Developed by Clerget and manufactured in France, the Clerget 9B was an improvement over the company's seven
cylinder, 80 hp rotary engine. In versions of 110 to 140 hp, these models saw widespread use throughout the first
world war in the F.1 Camel, Triplane and Baby by Sopwith, and in the Nieuport 12. The model 9B was rated at 130
hp in normal use but could be pushed to 135 in an emergency at 1,250 rpm. Maximum weight was 380 pounds.
Although a counter-intuitive design by today’s standards, fixing the propeller to a spinning engine on a stationary
crankshaft simplified cooling, had an excellent weight to horsepower ratio and allowed greater flexibility in locating
the aircraft’s center of gravity – affecting maneuverability -- over the in-line engines of the time. One drawback,
however, was the pronounced gyroscopic effect that pulled the aircraft to the right. To fly in a straight line, pilots
had to compensate for this by applying constant left rudder.
The Clerget rotaries provided improved speed control over the Gnome and Le Rhone rotaries by replacing the
standard “blip” switch that temporarily grounded the magneto (killing the ignition) with a selector switch that
restricted the engine to run on 9, 7, 5 or even 3 cylinders. Like the earlier rotaries, the Clerget spewed unburned
castor-oil from the exhaust, adding to the pilot’s discomfort. Pilots were issued a small bottle of blackberry brandy to
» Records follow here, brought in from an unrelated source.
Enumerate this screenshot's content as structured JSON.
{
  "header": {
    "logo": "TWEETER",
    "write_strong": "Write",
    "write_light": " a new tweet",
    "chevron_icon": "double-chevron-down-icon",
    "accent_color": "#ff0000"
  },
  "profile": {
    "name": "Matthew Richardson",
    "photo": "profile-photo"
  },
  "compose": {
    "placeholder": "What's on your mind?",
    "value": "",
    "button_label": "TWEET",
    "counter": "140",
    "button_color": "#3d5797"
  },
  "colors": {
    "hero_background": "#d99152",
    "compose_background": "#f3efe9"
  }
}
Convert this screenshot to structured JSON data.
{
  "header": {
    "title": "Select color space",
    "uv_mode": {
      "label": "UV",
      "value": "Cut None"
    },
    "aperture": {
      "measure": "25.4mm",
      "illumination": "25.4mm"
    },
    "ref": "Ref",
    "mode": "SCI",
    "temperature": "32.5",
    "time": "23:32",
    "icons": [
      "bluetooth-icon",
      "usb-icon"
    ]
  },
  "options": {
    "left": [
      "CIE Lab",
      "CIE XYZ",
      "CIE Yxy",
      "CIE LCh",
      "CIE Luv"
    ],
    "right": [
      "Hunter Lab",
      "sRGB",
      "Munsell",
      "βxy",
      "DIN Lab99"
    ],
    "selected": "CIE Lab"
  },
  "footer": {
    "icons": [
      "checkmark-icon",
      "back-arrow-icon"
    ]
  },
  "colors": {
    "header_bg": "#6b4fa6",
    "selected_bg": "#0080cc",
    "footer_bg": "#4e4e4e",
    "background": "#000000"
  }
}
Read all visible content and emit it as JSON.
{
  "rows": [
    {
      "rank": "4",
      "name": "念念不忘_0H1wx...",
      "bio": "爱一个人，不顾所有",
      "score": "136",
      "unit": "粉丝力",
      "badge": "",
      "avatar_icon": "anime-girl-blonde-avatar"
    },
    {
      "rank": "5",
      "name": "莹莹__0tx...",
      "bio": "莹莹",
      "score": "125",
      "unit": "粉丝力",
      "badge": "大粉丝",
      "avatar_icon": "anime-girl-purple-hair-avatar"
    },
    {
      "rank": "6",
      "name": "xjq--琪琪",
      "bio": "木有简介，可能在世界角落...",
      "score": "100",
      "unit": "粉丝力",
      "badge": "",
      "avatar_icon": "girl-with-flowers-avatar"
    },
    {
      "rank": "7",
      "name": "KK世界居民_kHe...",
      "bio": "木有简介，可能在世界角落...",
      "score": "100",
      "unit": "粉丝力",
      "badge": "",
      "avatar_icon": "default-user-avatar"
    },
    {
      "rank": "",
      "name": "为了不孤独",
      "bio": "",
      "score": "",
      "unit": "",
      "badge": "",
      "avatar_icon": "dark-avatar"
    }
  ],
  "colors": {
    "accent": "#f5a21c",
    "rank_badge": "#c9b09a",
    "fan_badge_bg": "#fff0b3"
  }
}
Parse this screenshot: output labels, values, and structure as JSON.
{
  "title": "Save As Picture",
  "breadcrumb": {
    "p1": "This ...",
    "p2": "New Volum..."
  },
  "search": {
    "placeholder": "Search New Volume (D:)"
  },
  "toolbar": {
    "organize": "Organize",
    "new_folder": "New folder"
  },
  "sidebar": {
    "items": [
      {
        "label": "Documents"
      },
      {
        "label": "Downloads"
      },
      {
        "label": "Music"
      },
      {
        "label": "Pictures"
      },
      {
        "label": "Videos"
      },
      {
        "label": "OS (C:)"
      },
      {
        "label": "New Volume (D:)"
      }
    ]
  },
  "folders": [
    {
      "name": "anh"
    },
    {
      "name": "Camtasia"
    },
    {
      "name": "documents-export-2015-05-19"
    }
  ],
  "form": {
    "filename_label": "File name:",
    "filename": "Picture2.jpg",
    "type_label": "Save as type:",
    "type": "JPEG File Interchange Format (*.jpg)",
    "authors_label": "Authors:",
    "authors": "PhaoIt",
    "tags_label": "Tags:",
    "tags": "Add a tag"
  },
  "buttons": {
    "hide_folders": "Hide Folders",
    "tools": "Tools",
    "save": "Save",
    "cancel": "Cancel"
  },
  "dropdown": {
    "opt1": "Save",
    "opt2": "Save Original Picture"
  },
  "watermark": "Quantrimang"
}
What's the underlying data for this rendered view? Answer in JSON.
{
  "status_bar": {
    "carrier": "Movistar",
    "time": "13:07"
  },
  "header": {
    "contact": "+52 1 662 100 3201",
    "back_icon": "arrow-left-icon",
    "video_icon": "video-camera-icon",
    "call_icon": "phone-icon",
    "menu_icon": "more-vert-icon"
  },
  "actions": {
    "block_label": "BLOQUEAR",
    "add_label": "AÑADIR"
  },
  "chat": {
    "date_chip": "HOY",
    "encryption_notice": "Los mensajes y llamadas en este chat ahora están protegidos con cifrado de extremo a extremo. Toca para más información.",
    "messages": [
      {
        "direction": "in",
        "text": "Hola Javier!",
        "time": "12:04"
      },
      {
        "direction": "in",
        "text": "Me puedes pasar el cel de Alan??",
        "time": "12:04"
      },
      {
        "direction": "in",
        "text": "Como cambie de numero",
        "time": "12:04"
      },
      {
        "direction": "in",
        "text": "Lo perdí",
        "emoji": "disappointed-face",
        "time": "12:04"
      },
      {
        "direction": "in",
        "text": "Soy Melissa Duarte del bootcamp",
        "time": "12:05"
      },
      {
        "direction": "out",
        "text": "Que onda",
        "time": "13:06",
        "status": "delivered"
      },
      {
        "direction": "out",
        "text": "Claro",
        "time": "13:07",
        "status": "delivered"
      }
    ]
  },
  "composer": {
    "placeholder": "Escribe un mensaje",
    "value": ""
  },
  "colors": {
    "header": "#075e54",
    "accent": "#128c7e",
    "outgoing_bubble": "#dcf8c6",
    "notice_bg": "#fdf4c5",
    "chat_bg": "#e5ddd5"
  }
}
counteract the smoke’s laxative effect.
Instructions and prototype by Kenneth H. Goldman
- Historically accurate, highly detailed metal model
- Three laser cut basswood parts for propeller assembly
- Cast Britannia (pewter) metal & brass engine parts
- Laser cut wooden engine stand
- Clearly written illustrated instructions